The first is a delusion that might not be big enough to justify President Ma being wheeled off, but what is one to think if he really imagines that a nation of some 25 million is going to fundamentally change the political structure of a "mother country" of 1.4 billion people (that is, some 56 times as big)?

Size isn't everything, you say: Rome conquered Greece militarily, but Greece ended up completely dominating Rome culturally!

True. But the Romans looked UP to Greece!

By contrast, China regards Taiwan as a "renegade province" be bent to the will of China - not the other way round! Sphere: Related Content

Get ready for oil at $100, and Chinese stocks to fall another 65% in 2009

You will recollect that when oil was around $120, and some were forecasting oil going up to $250, I forecast oil at $40.

Then, when I was proved right, others started forecasting oil at down to $25. I stuck to my guns and said that while oil prices were volatile, the natural point of gravity for oil then was 40, not 25. Though oil did dip occasionally to around 33 (so that I was even at the bottom price more right than the doomsayers), it has continued to be around 40.

Today, I tell you that we will soon see the oil price go back up to $100.

However, just as oil at $140+ had nothing to do with fundamentals but only with speculation, and just as oil even at $33 had nothing to do with reality but only to do with speculation, so speculation is what will drive the price up to $100. The "natural market price" for oil (including "normal speculation"), in my view, remains around $70.

So why will the oil price soon shoot to $100? Why will speculators push the price to this level? Because of the attacks on Israel, and the crisis around oil production and supply that will soon emerge, created by Iran but aided and abetted by other countries which "need" the price of oil to be as high as possible - or at least around the natural market price.

Why then will it go to 100? Because the current structure of the global economy commits it to pendulum swings. And the swing has gone too far (down) for too long (from the viewpoint of certain countries).

So the next upswing (coming soon) is what will take the price to $100.

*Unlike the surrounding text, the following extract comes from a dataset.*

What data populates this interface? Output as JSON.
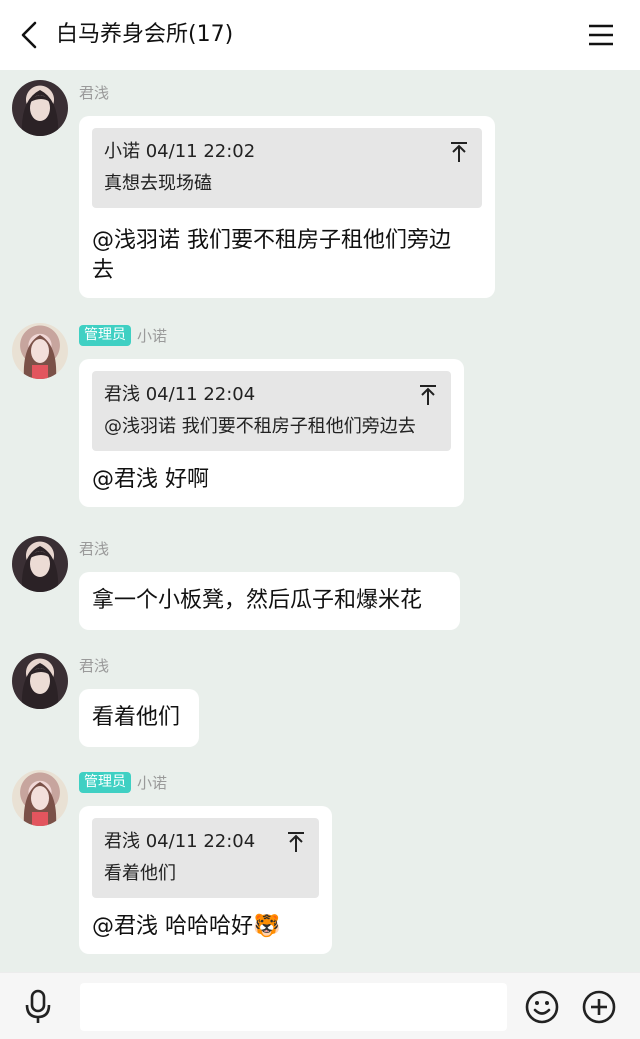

Why not higher? Because even speculators need something to speculate with and speculate on. There isn't the same supply of money to speculate with, there isn't the appetite to speculate that much right now, and the "excuse" of a booming economy and "booming demand" (on which the price of 140+ was predicated) is not to be seen anywhere.

WHEN will the oil price START swinging up? Pretty soon. As soon as the conflict in the middle east hots up a little more.

However, because this oil price rise has nothing to do with an increase in productive demand or a productive economy, but only to do with war and fears of war, it will worsen the situation for all oil-importing countries.

That is also why other commodities will benefit marginally because of a sympathetic rise in slow sync with the oil price, but the commodity price rise will soon steady or deflate.

The global problem of a deflating economy will continue. Chinese stocks, for example lost 65% of their value in 2008. Though they may recover by as much as 50% from today's levels at some point in 2009, altogether they will lose at least another 65% from today's levels during the course of the next 12 months - possibly, they will crash much more, depending on how China manages the social unrest that will grip it this year.

And President Ma of Taiwan will be shown to have been an idiot for having driven the country's economy, society and even military to such deep entanglement with China.

As Taiwan then tries to withdraw, while China wants to get even closer hold of all of Taiwan's money and productive talent and capacity, the US and other countries will be called upon to get involved - with consequences that are at present unclear to me, because I don't see right now the relative strength of the US military presence in the area at that time, let alone the shape of the US economy, nor the will of Obama and others around him.

Some of that will become clearer towards the end of January as Obama's soaring rhetoric is tested by the reality of developments to do with the Middle East and Russia. Sphere: Related Content